The UK is home to 43 of these surreal places, which are not considered part of the mainland, nor are they strictly islands. Connected to the shore by natural or man-made causeways, they are only accessible at low tide, meaning visitors have to stick to strict timetables to find them (and avoid being stranded on them).

The isolation of these seaside sanctuaries means many of them remain natural havens of flora and fauna, largely untouched by the heavy hand of industry and tourism. Their remoteness also lends them an air of mystery and enshrines their place in local folklore.

1. St Michael’s Mount, Cornwall

St Michael’s Mount in Cornwall definitely has a fairytale appearance – in fact it looks a lot like The Hobbit homeland The Shire. St Michael’s Mount rises out of the sea, enveloped in green vegetation and with a medieval castle perched atop.

The craggy island stands just 400 yards off the coast of Cornwall, but it is believed the Mount used to be five or six miles from the sea and was once enclosed in a thick hazel wood.  

Something of a multipurpose venue, the Mount’s 12th-century buildings have served as a priory, a fortress, a place of pilgrimage and finally a private home for the St Aubyn family since the 17th century. The seafront cottages on this tiny island are still home to more than 30 islanders, whose jobs range from boatman to guide.

Should you get bored of exploring the castle’s nooks and crannies you can admire the gardeners who have to abseil the steep granite cliffs to tend to the island’s subtropical plants.Make sure you check out the island’s tidal timetable online to find out when it is accessible on foot.

2. Mersea, Essex

Mersea Island is definitely not a place you’d want to get stranded – the ghost of a Roman centurion is said to suddenly appear in car headlights when visitors are driving back across the connecting causeway.

But don’t let that put you off. The island is famous for its native oysters (which you can try at The Company Shed restaurant), open grasslands and the wild beaches of Cudmore Grove Country Park.

3. Burgh, Devon

Home to just five buildings, the island of Burgh is dominated by the eponymous art deco hotel, built in the Twenties. The isolated setting inspired writer Agatha Christie, who used it as a backdrop for two of her detective novels.

Those arriving at high tide can hitch a lift to and from the hotel on the local sea tractor. If the thought of heading out on this seafaring contraption worries you, have a tipple first at the island’s 14th-century local, The Pilchard Inn.


4. Llanddwyn, Wales

Named after the Welsh patron saint of lovers, Dwynwen, Llanddwyn means “The church of St Dwynwen”. Local folklore says the saint retreated to the island to live life as a hermit, after being unlucky in romance. 

Pilgrimages were made to her holy well located near the church, the ruins of which can still be seen today.
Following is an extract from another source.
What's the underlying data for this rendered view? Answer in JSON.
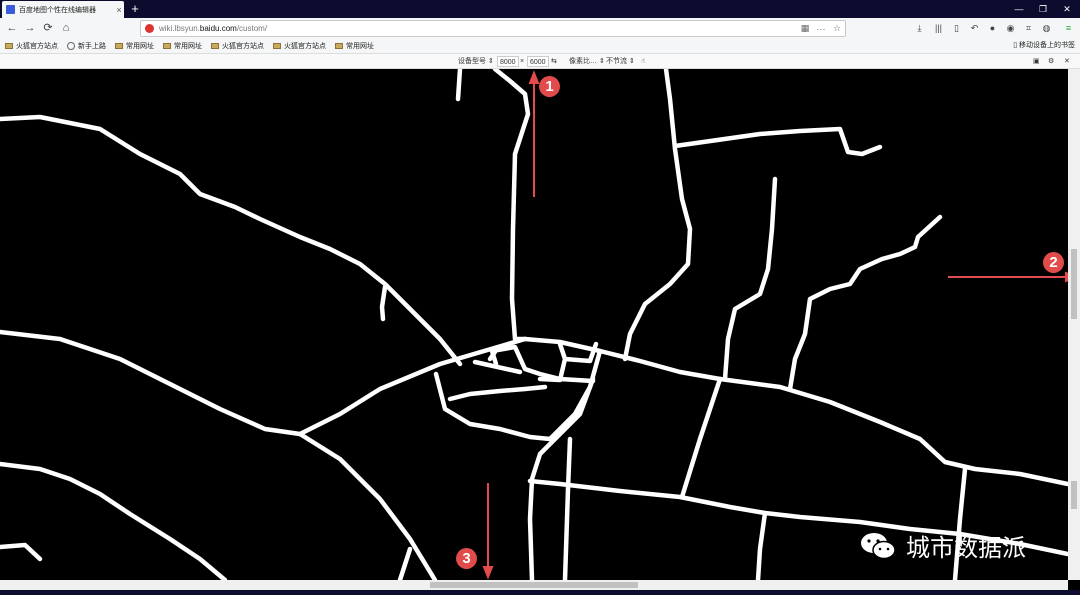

Visitors can also see the island’s lighthouse, rolling dunes, sheep, wild ponies, mudflats and salt marshes, as well as views of Snowdonia.


5. Erraid, Scotland

If the name Erraid alone doesn’t conjure up images of an otherworldly isle, the small spiritual commune that lives here will. Part of the Findhorn Foundation, the Erraid Community invite guests to join them for a week or more to join in group meditations, festivals and help with island jobs.

Don’t fancy the spiritual side? You can use a two-bedroom cottage as a personal retreat, and spend your days cruising to the nearby isles of Staffa and Treshnish to visit the puffins instead.


Photos: Getty, WikiCommons